ACTIVITY:
If a line in the entries below includes the string "medical", copy it out.

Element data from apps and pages

◆ ◆ ◆ ◆

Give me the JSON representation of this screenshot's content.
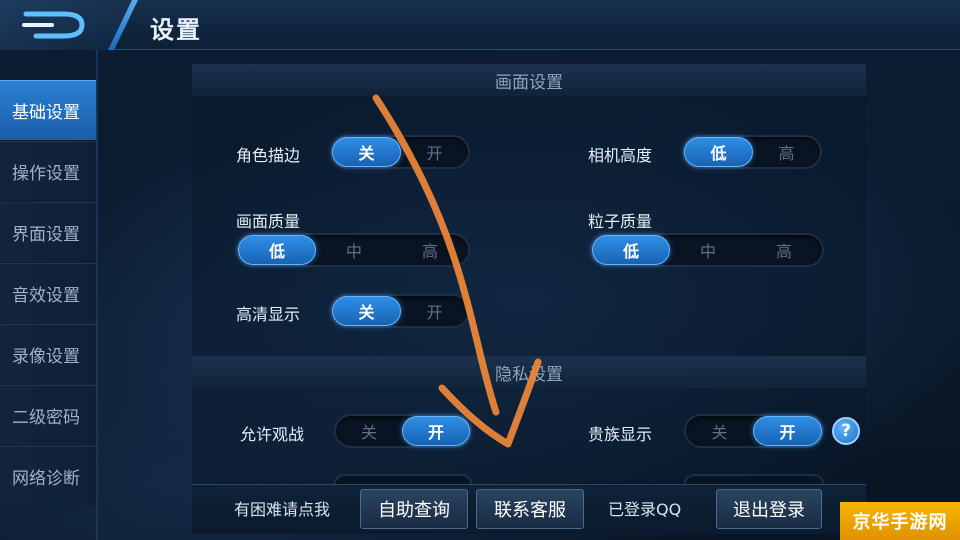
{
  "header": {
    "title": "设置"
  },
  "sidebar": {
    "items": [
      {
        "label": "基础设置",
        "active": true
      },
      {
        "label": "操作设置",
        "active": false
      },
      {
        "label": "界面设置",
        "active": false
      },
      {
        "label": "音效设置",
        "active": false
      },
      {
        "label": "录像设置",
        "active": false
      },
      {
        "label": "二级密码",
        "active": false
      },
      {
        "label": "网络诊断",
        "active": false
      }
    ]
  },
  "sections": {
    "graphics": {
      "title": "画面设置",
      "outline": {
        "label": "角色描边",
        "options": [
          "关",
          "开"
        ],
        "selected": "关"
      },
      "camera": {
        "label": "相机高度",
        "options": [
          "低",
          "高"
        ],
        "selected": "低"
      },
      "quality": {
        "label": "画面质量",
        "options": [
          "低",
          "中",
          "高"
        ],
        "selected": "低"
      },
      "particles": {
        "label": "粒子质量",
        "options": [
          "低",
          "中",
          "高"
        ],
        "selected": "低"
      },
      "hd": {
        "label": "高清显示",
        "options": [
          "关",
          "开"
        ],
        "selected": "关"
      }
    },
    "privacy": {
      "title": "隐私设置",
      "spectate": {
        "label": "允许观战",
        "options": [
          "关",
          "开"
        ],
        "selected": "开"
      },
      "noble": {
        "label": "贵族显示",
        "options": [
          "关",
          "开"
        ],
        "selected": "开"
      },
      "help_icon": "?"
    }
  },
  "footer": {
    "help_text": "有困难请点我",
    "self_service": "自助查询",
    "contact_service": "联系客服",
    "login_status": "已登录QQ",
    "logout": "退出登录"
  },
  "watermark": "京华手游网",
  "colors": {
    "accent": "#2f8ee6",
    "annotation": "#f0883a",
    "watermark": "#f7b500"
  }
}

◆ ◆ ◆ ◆

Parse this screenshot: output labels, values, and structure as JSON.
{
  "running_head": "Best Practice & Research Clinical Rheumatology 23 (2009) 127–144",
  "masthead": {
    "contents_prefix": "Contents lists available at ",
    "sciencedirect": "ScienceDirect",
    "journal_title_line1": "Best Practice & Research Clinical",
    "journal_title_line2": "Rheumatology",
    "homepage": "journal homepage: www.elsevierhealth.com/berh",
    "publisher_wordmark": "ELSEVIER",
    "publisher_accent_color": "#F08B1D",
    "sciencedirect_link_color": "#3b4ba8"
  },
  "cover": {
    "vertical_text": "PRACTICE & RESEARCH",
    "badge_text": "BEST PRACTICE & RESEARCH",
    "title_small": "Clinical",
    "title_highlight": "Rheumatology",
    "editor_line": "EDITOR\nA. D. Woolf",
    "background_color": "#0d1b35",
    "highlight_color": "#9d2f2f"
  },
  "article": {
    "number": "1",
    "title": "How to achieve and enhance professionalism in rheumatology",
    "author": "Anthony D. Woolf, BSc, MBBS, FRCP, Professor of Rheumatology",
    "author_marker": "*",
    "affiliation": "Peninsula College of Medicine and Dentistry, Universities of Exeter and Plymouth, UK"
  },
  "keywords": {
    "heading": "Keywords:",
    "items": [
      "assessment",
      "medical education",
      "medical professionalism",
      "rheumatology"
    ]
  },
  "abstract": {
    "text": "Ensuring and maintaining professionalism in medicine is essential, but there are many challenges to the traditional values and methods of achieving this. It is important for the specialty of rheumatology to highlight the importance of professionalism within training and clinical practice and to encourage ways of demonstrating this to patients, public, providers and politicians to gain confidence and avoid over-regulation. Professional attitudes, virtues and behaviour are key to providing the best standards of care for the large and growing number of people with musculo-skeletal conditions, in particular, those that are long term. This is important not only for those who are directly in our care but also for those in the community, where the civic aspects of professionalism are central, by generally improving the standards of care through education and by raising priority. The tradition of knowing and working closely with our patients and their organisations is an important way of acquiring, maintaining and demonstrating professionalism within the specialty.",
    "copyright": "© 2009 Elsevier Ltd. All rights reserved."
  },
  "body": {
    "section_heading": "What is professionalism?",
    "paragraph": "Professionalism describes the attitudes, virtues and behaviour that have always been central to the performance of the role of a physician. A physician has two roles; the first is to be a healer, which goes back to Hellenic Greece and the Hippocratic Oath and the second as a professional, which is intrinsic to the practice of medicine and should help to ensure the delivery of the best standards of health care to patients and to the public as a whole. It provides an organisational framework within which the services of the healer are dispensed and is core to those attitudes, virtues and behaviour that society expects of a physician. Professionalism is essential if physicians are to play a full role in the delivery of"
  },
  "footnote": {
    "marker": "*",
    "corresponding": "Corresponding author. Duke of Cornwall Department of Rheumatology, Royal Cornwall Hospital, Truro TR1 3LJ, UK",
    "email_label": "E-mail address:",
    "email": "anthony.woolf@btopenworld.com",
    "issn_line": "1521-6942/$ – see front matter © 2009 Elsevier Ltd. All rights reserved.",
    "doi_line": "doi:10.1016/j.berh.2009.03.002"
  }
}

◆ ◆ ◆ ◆

WRITTEN REPLY:
      "medical education",
      "medical professionalism",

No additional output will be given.